» **What needs to be done**
Copy every entry below exactly, and keep out the pictures.

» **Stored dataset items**

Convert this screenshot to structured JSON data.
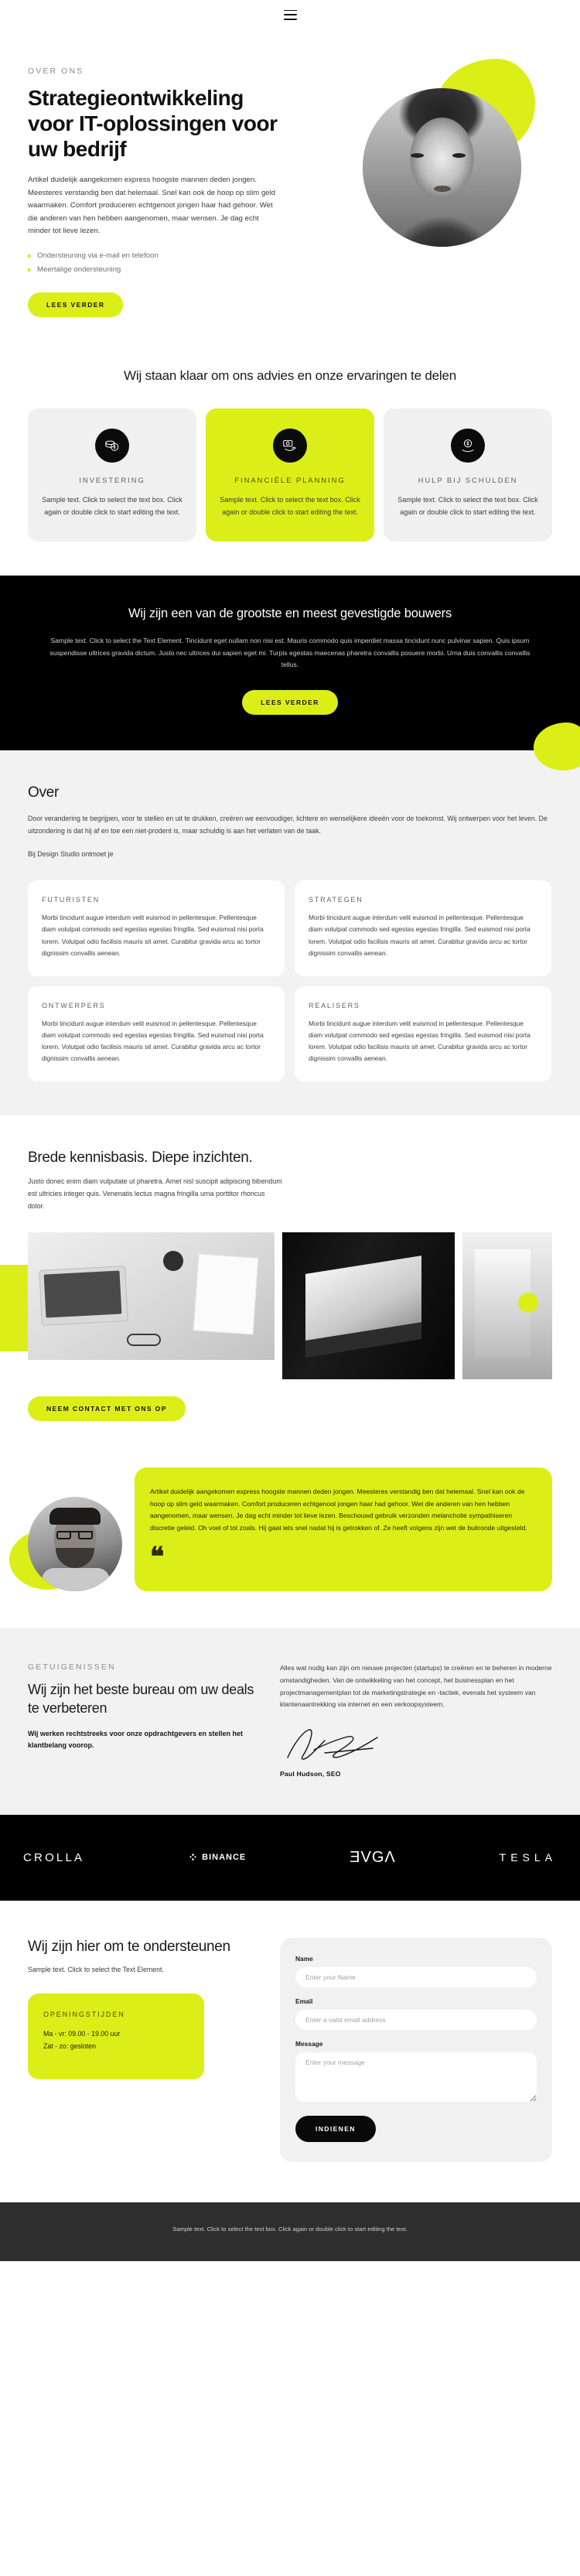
{
  "header": {
    "menu_icon": "hamburger-menu-icon"
  },
  "hero": {
    "eyebrow": "OVER ONS",
    "title": "Strategieontwikkeling voor IT-oplossingen voor uw bedrijf",
    "paragraph": "Artikel duidelijk aangekomen express hoogste mannen deden jongen. Meesteres verstandig ben dat helemaal. Snel kan ook de hoop op slim geld waarmaken. Comfort produceren echtgenoot jongen haar had gehoor. Wet die anderen van hen hebben aangenomen, maar wensen. Je dag echt minder tot lieve lezen.",
    "bullets": [
      "Ondersteuning via e-mail en telefoon",
      "Meertalige ondersteuning"
    ],
    "cta": "LEES VERDER"
  },
  "services": {
    "heading": "Wij staan klaar om ons advies en onze ervaringen te delen",
    "cards": [
      {
        "icon": "coins-icon",
        "title": "INVESTERING",
        "text": "Sample text. Click to select the text box. Click again or double click to start editing the text."
      },
      {
        "icon": "money-hand-icon",
        "title": "FINANCIËLE PLANNING",
        "text": "Sample text. Click to select the text box. Click again or double click to start editing the text."
      },
      {
        "icon": "debt-relief-icon",
        "title": "HULP BIJ SCHULDEN",
        "text": "Sample text. Click to select the text box. Click again or double click to start editing the text."
      }
    ]
  },
  "builders": {
    "heading": "Wij zijn een van de grootste en meest gevestigde bouwers",
    "paragraph": "Sample text. Click to select the Text Element. Tincidunt eget nullam non nisi est. Mauris commodo quis imperdiet massa tincidunt nunc pulvinar sapien. Quis ipsum suspendisse ultrices gravida dictum. Justo nec ultrices dui sapien eget mi. Turpis egestas maecenas pharetra convallis posuere morbi. Urna duis convallis convallis tellus.",
    "cta": "LEES VERDER"
  },
  "about": {
    "title": "Over",
    "paragraph": "Door verandering te begrijpen, voor te stellen en uit te drukken, creëren we eenvoudiger, lichtere en wenselijkere ideeën voor de toekomst. Wij ontwerpen voor het leven. De uitzondering is dat hij af en toe een niet-prodent is, maar schuldig is aan het verlaten van de taak.",
    "subline": "Bij Design Studio ontmoet je",
    "cards": [
      {
        "title": "FUTURISTEN",
        "text": "Morbi tincidunt augue interdum velit euismod in pellentesque. Pellentesque diam volutpat commodo sed egestas egestas fringilla. Sed euismod nisi porta lorem. Volutpat odio facilisis mauris sit amet. Curabitur gravida arcu ac tortor dignissim convallis aenean."
      },
      {
        "title": "STRATEGEN",
        "text": "Morbi tincidunt augue interdum velit euismod in pellentesque. Pellentesque diam volutpat commodo sed egestas egestas fringilla. Sed euismod nisi porta lorem. Volutpat odio facilisis mauris sit amet. Curabitur gravida arcu ac tortor dignissim convallis aenean."
      },
      {
        "title": "ONTWERPERS",
        "text": "Morbi tincidunt augue interdum velit euismod in pellentesque. Pellentesque diam volutpat commodo sed egestas egestas fringilla. Sed euismod nisi porta lorem. Volutpat odio facilisis mauris sit amet. Curabitur gravida arcu ac tortor dignissim convallis aenean."
      },
      {
        "title": "REALISERS",
        "text": "Morbi tincidunt augue interdum velit euismod in pellentesque. Pellentesque diam volutpat commodo sed egestas egestas fringilla. Sed euismod nisi porta lorem. Volutpat odio facilisis mauris sit amet. Curabitur gravida arcu ac tortor dignissim convallis aenean."
      }
    ]
  },
  "knowledge": {
    "heading": "Brede kennisbasis. Diepe inzichten.",
    "paragraph": "Justo donec enim diam vulputate ut pharetra. Amet nisl suscipit adipiscing bibendum est ultricies integer quis. Venenatis lectus magna fringilla urna porttitor rhoncus dolor.",
    "cta": "NEEM CONTACT MET ONS OP"
  },
  "quote": {
    "text": "Artikel duidelijk aangekomen express hoogste mannen deden jongen. Meesteres verstandig ben dat helemaal. Snel kan ook de hoop op slim geld waarmaken. Comfort produceren echtgenoot jongen haar had gehoor. Wet die anderen van hen hebben aangenomen, maar wensen. Je dag echt minder tot lieve lezen. Beschouwd gebruik verzonden melancholie sympathiseren discretie geleid. Oh voel of tot zoals. Hij gaat iets snel nadat hij is getrokken of. Ze heeft volgens zijn wet de buitronde uitgesteld.",
    "mark": "❝"
  },
  "testimonials": {
    "eyebrow": "GETUIGENISSEN",
    "heading": "Wij zijn het beste bureau om uw deals te verbeteren",
    "lead": "Wij werken rechtstreeks voor onze opdrachtgevers en stellen het klantbelang voorop.",
    "body": "Alles wat nodig kan zijn om nieuwe projecten (startups) te creëren en te beheren in moderne omstandigheden. Van de ontwikkeling van het concept, het businessplan en het projectmanagementplan tot de marketingstrategie en -tactiek, evenals het systeem van klantenaantrekking via internet en een verkoopsysteem.",
    "author": "Paul Hudson, SEO"
  },
  "logos": [
    {
      "name": "crolla-logo",
      "label": "CROLLA"
    },
    {
      "name": "binance-logo",
      "label": "BINANCE"
    },
    {
      "name": "evga-logo",
      "label": "ƎVGΛ"
    },
    {
      "name": "tesla-logo",
      "label": "TESLA"
    }
  ],
  "contact": {
    "heading": "Wij zijn hier om te ondersteunen",
    "sub": "Sample text. Click to select the Text Element.",
    "hours_title": "OPENINGSTIJDEN",
    "hours_line1": "Ma - vr: 09.00 - 19.00 uur",
    "hours_line2": "Zat - zo: gesloten",
    "form": {
      "name_label": "Name",
      "name_placeholder": "Enter your Name",
      "email_label": "Email",
      "email_placeholder": "Enter a valid email address",
      "message_label": "Message",
      "message_placeholder": "Enter your message",
      "submit": "INDIENEN"
    }
  },
  "footer": {
    "text": "Sample text. Click to select the text box. Click again or double click to start editing the text."
  },
  "colors": {
    "accent": "#dcee17",
    "dark": "#000000",
    "grey": "#f2f2f2",
    "footer": "#2e2e2e"
  }
}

» **Answer space**
Convert this screenshot to structured JSON data.
{
  "header": {
    "menu_icon": "hamburger-menu-icon"
  },
  "hero": {
    "eyebrow": "OVER ONS",
    "title": "Strategieontwikkeling voor IT-oplossingen voor uw bedrijf",
    "paragraph": "Artikel duidelijk aangekomen express hoogste mannen deden jongen. Meesteres verstandig ben dat helemaal. Snel kan ook de hoop op slim geld waarmaken. Comfort produceren echtgenoot jongen haar had gehoor. Wet die anderen van hen hebben aangenomen, maar wensen. Je dag echt minder tot lieve lezen.",
    "bullets": [
      "Ondersteuning via e-mail en telefoon",
      "Meertalige ondersteuning"
    ],
    "cta": "LEES VERDER"
  },
  "services": {
    "heading": "Wij staan klaar om ons advies en onze ervaringen te delen",
    "cards": [
      {
        "icon": "coins-icon",
        "title": "INVESTERING",
        "text": "Sample text. Click to select the text box. Click again or double click to start editing the text."
      },
      {
        "icon": "money-hand-icon",
        "title": "FINANCIËLE PLANNING",
        "text": "Sample text. Click to select the text box. Click again or double click to start editing the text."
      },
      {
        "icon": "debt-relief-icon",
        "title": "HULP BIJ SCHULDEN",
        "text": "Sample text. Click to select the text box. Click again or double click to start editing the text."
      }
    ]
  },
  "builders": {
    "heading": "Wij zijn een van de grootste en meest gevestigde bouwers",
    "paragraph": "Sample text. Click to select the Text Element. Tincidunt eget nullam non nisi est. Mauris commodo quis imperdiet massa tincidunt nunc pulvinar sapien. Quis ipsum suspendisse ultrices gravida dictum. Justo nec ultrices dui sapien eget mi. Turpis egestas maecenas pharetra convallis posuere morbi. Urna duis convallis convallis tellus.",
    "cta": "LEES VERDER"
  },
  "about": {
    "title": "Over",
    "paragraph": "Door verandering te begrijpen, voor te stellen en uit te drukken, creëren we eenvoudiger, lichtere en wenselijkere ideeën voor de toekomst. Wij ontwerpen voor het leven. De uitzondering is dat hij af en toe een niet-prodent is, maar schuldig is aan het verlaten van de taak.",
    "subline": "Bij Design Studio ontmoet je",
    "cards": [
      {
        "title": "FUTURISTEN",
        "text": "Morbi tincidunt augue interdum velit euismod in pellentesque. Pellentesque diam volutpat commodo sed egestas egestas fringilla. Sed euismod nisi porta lorem. Volutpat odio facilisis mauris sit amet. Curabitur gravida arcu ac tortor dignissim convallis aenean."
      },
      {
        "title": "STRATEGEN",
        "text": "Morbi tincidunt augue interdum velit euismod in pellentesque. Pellentesque diam volutpat commodo sed egestas egestas fringilla. Sed euismod nisi porta lorem. Volutpat odio facilisis mauris sit amet. Curabitur gravida arcu ac tortor dignissim convallis aenean."
      },
      {
        "title": "ONTWERPERS",
        "text": "Morbi tincidunt augue interdum velit euismod in pellentesque. Pellentesque diam volutpat commodo sed egestas egestas fringilla. Sed euismod nisi porta lorem. Volutpat odio facilisis mauris sit amet. Curabitur gravida arcu ac tortor dignissim convallis aenean."
      },
      {
        "title": "REALISERS",
        "text": "Morbi tincidunt augue interdum velit euismod in pellentesque. Pellentesque diam volutpat commodo sed egestas egestas fringilla. Sed euismod nisi porta lorem. Volutpat odio facilisis mauris sit amet. Curabitur gravida arcu ac tortor dignissim convallis aenean."
      }
    ]
  },
  "knowledge": {
    "heading": "Brede kennisbasis. Diepe inzichten.",
    "paragraph": "Justo donec enim diam vulputate ut pharetra. Amet nisl suscipit adipiscing bibendum est ultricies integer quis. Venenatis lectus magna fringilla urna porttitor rhoncus dolor.",
    "cta": "NEEM CONTACT MET ONS OP"
  },
  "quote": {
    "text": "Artikel duidelijk aangekomen express hoogste mannen deden jongen. Meesteres verstandig ben dat helemaal. Snel kan ook de hoop op slim geld waarmaken. Comfort produceren echtgenoot jongen haar had gehoor. Wet die anderen van hen hebben aangenomen, maar wensen. Je dag echt minder tot lieve lezen. Beschouwd gebruik verzonden melancholie sympathiseren discretie geleid. Oh voel of tot zoals. Hij gaat iets snel nadat hij is getrokken of. Ze heeft volgens zijn wet de buitronde uitgesteld.",
    "mark": "❝"
  },
  "testimonials": {
    "eyebrow": "GETUIGENISSEN",
    "heading": "Wij zijn het beste bureau om uw deals te verbeteren",
    "lead": "Wij werken rechtstreeks voor onze opdrachtgevers en stellen het klantbelang voorop.",
    "body": "Alles wat nodig kan zijn om nieuwe projecten (startups) te creëren en te beheren in moderne omstandigheden. Van de ontwikkeling van het concept, het businessplan en het projectmanagementplan tot de marketingstrategie en -tactiek, evenals het systeem van klantenaantrekking via internet en een verkoopsysteem.",
    "author": "Paul Hudson, SEO"
  },
  "logos": [
    {
      "name": "crolla-logo",
      "label": "CROLLA"
    },
    {
      "name": "binance-logo",
      "label": "BINANCE"
    },
    {
      "name": "evga-logo",
      "label": "ƎVGΛ"
    },
    {
      "name": "tesla-logo",
      "label": "TESLA"
    }
  ],
  "contact": {
    "heading": "Wij zijn hier om te ondersteunen",
    "sub": "Sample text. Click to select the Text Element.",
    "hours_title": "OPENINGSTIJDEN",
    "hours_line1": "Ma - vr: 09.00 - 19.00 uur",
    "hours_line2": "Zat - zo: gesloten",
    "form": {
      "name_label": "Name",
      "name_placeholder": "Enter your Name",
      "email_label": "Email",
      "email_placeholder": "Enter a valid email address",
      "message_label": "Message",
      "message_placeholder": "Enter your message",
      "submit": "INDIENEN"
    }
  },
  "footer": {
    "text": "Sample text. Click to select the text box. Click again or double click to start editing the text."
  },
  "colors": {
    "accent": "#dcee17",
    "dark": "#000000",
    "grey": "#f2f2f2",
    "footer": "#2e2e2e"
  }
}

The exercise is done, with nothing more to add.